• PROBLEM TO SOLVE:
Set every line of the data down again exactly, and keep the pictures out.

____________

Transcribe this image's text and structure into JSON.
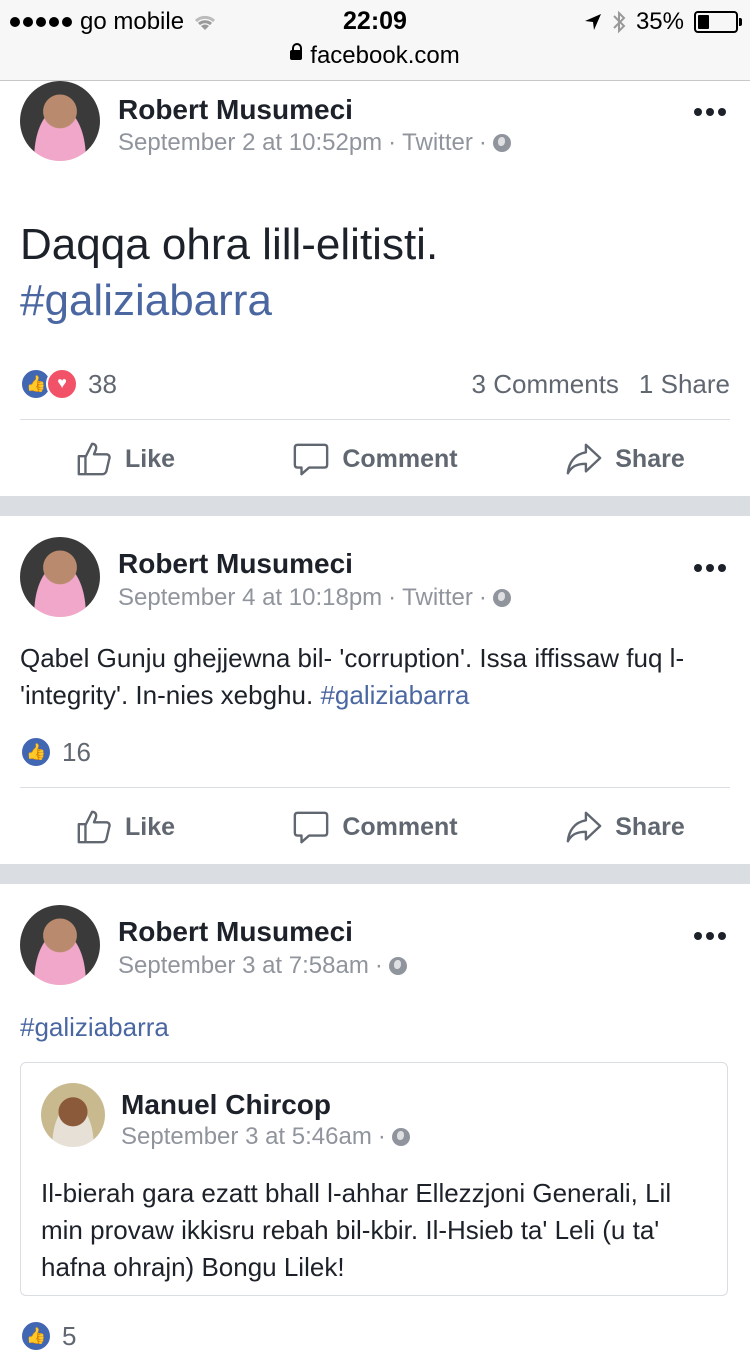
{
  "status_bar": {
    "carrier": "go mobile",
    "time": "22:09",
    "battery": "35%",
    "battery_level": 0.35,
    "url": "facebook.com"
  },
  "posts": [
    {
      "author": "Robert Musumeci",
      "date": "September 2 at 10:52pm",
      "source": "Twitter",
      "text": "Daqqa ohra lill-elitisti.",
      "hashtag": "#galiziabarra",
      "reaction_count": "38",
      "comments": "3 Comments",
      "shares": "1 Share"
    },
    {
      "author": "Robert Musumeci",
      "date": "September 4 at 10:18pm",
      "source": "Twitter",
      "text": "Qabel Gunju ghejjewna bil- 'corruption'. Issa iffissaw fuq l-'integrity'. In-nies xebghu.",
      "hashtag": "#galiziabarra",
      "reaction_count": "16"
    },
    {
      "author": "Robert Musumeci",
      "date": "September 3 at 7:58am",
      "hashtag": "#galiziabarra",
      "shared": {
        "author": "Manuel Chircop",
        "date": "September 3 at 5:46am",
        "text": "Il-bierah gara ezatt bhall l-ahhar Ellezzjoni Generali, Lil min provaw ikkisru rebah bil-kbir. Il-Hsieb ta' Leli (u ta' hafna ohrajn) Bongu Lilek!"
      },
      "reaction_count": "5"
    }
  ],
  "actions": {
    "like": "Like",
    "comment": "Comment",
    "share": "Share"
  },
  "separator": "·",
  "colors": {
    "link": "#4b67a1",
    "like_blue": "#4267b2",
    "love_red": "#f25268",
    "meta_gray": "#90949c"
  }
}
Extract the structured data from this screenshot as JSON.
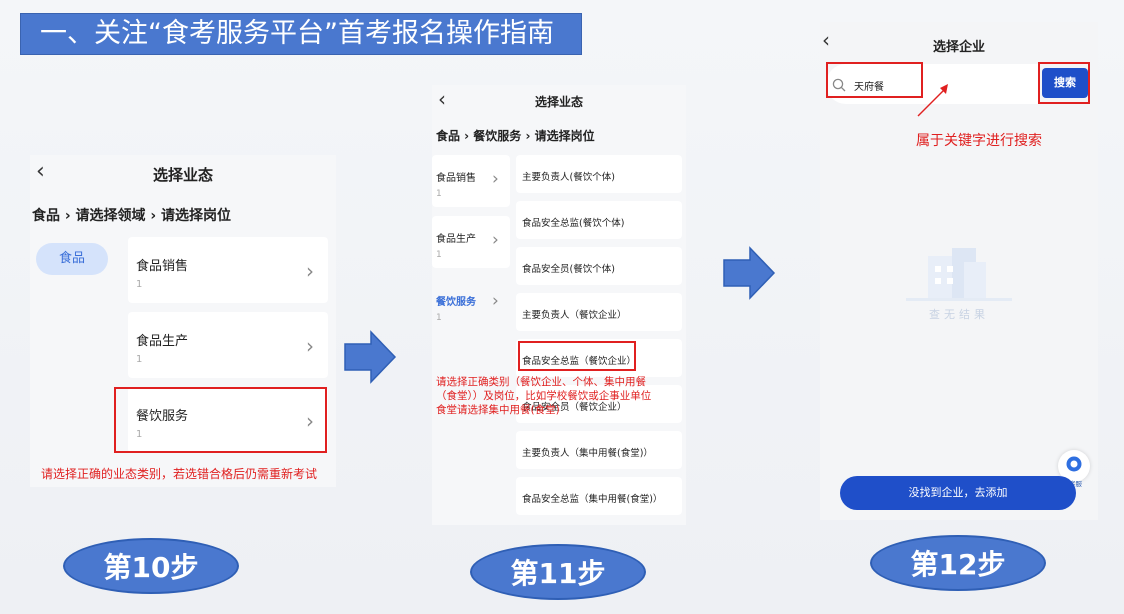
{
  "banner": {
    "title": "一、关注“食考服务平台”首考报名操作指南"
  },
  "screen10": {
    "nav_title": "选择业态",
    "breadcrumb": "食品 › 请选择领域 › 请选择岗位",
    "domain_tab": "食品",
    "items": [
      {
        "label": "食品销售",
        "count": "1"
      },
      {
        "label": "食品生产",
        "count": "1"
      },
      {
        "label": "餐饮服务",
        "count": "1"
      }
    ],
    "note": "请选择正确的业态类别，若选错合格后仍需重新考试"
  },
  "screen11": {
    "nav_title": "选择业态",
    "breadcrumb": "食品 › 餐饮服务 › 请选择岗位",
    "left_items": [
      {
        "label": "食品销售",
        "count": "1"
      },
      {
        "label": "食品生产",
        "count": "1"
      },
      {
        "label": "餐饮服务",
        "count": "1"
      }
    ],
    "positions": [
      "主要负责人(餐饮个体)",
      "食品安全总监(餐饮个体)",
      "食品安全员(餐饮个体)",
      "主要负责人（餐饮企业）",
      "食品安全总监（餐饮企业）",
      "食品安全员（餐饮企业）",
      "主要负责人（集中用餐(食堂)）",
      "食品安全总监（集中用餐(食堂)）"
    ],
    "note": "请选择正确类别（餐饮企业、个体、集中用餐（食堂））及岗位，比如学校餐饮或企事业单位食堂请选择集中用餐(食堂)"
  },
  "screen12": {
    "nav_title": "选择企业",
    "search_value": "天府餐",
    "search_button": "搜索",
    "note": "属于关键字进行搜索",
    "empty_text": "查无结果",
    "service_label": "在线客服",
    "add_button": "没找到企业，去添加"
  },
  "steps": [
    "第10步",
    "第11步",
    "第12步"
  ],
  "colors": {
    "accent": "#4a78cf",
    "brand_blue": "#1f4fc9",
    "warn_red": "#e02020"
  }
}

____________

• OUTPUT FOR THIS TASK:
Transcribe this image's text and structure into JSON.
{
  "status_bar": {
    "carrier": "go mobile",
    "time": "22:09",
    "battery": "35%",
    "battery_level": 0.35,
    "url": "facebook.com"
  },
  "posts": [
    {
      "author": "Robert Musumeci",
      "date": "September 2 at 10:52pm",
      "source": "Twitter",
      "text": "Daqqa ohra lill-elitisti.",
      "hashtag": "#galiziabarra",
      "reaction_count": "38",
      "comments": "3 Comments",
      "shares": "1 Share"
    },
    {
      "author": "Robert Musumeci",
      "date": "September 4 at 10:18pm",
      "source": "Twitter",
      "text": "Qabel Gunju ghejjewna bil- 'corruption'. Issa iffissaw fuq l-'integrity'. In-nies xebghu.",
      "hashtag": "#galiziabarra",
      "reaction_count": "16"
    },
    {
      "author": "Robert Musumeci",
      "date": "September 3 at 7:58am",
      "hashtag": "#galiziabarra",
      "shared": {
        "author": "Manuel Chircop",
        "date": "September 3 at 5:46am",
        "text": "Il-bierah gara ezatt bhall l-ahhar Ellezzjoni Generali, Lil min provaw ikkisru rebah bil-kbir. Il-Hsieb ta' Leli (u ta' hafna ohrajn) Bongu Lilek!"
      },
      "reaction_count": "5"
    }
  ],
  "actions": {
    "like": "Like",
    "comment": "Comment",
    "share": "Share"
  },
  "separator": "·",
  "colors": {
    "link": "#4b67a1",
    "like_blue": "#4267b2",
    "love_red": "#f25268",
    "meta_gray": "#90949c"
  }
}
Extract the structured data from this screenshot as JSON.
{
  "banner": {
    "title": "一、关注“食考服务平台”首考报名操作指南"
  },
  "screen10": {
    "nav_title": "选择业态",
    "breadcrumb": "食品 › 请选择领域 › 请选择岗位",
    "domain_tab": "食品",
    "items": [
      {
        "label": "食品销售",
        "count": "1"
      },
      {
        "label": "食品生产",
        "count": "1"
      },
      {
        "label": "餐饮服务",
        "count": "1"
      }
    ],
    "note": "请选择正确的业态类别，若选错合格后仍需重新考试"
  },
  "screen11": {
    "nav_title": "选择业态",
    "breadcrumb": "食品 › 餐饮服务 › 请选择岗位",
    "left_items": [
      {
        "label": "食品销售",
        "count": "1"
      },
      {
        "label": "食品生产",
        "count": "1"
      },
      {
        "label": "餐饮服务",
        "count": "1"
      }
    ],
    "positions": [
      "主要负责人(餐饮个体)",
      "食品安全总监(餐饮个体)",
      "食品安全员(餐饮个体)",
      "主要负责人（餐饮企业）",
      "食品安全总监（餐饮企业）",
      "食品安全员（餐饮企业）",
      "主要负责人（集中用餐(食堂)）",
      "食品安全总监（集中用餐(食堂)）"
    ],
    "note": "请选择正确类别（餐饮企业、个体、集中用餐（食堂））及岗位，比如学校餐饮或企事业单位食堂请选择集中用餐(食堂)"
  },
  "screen12": {
    "nav_title": "选择企业",
    "search_value": "天府餐",
    "search_button": "搜索",
    "note": "属于关键字进行搜索",
    "empty_text": "查无结果",
    "service_label": "在线客服",
    "add_button": "没找到企业，去添加"
  },
  "steps": [
    "第10步",
    "第11步",
    "第12步"
  ],
  "colors": {
    "accent": "#4a78cf",
    "brand_blue": "#1f4fc9",
    "warn_red": "#e02020"
  }
}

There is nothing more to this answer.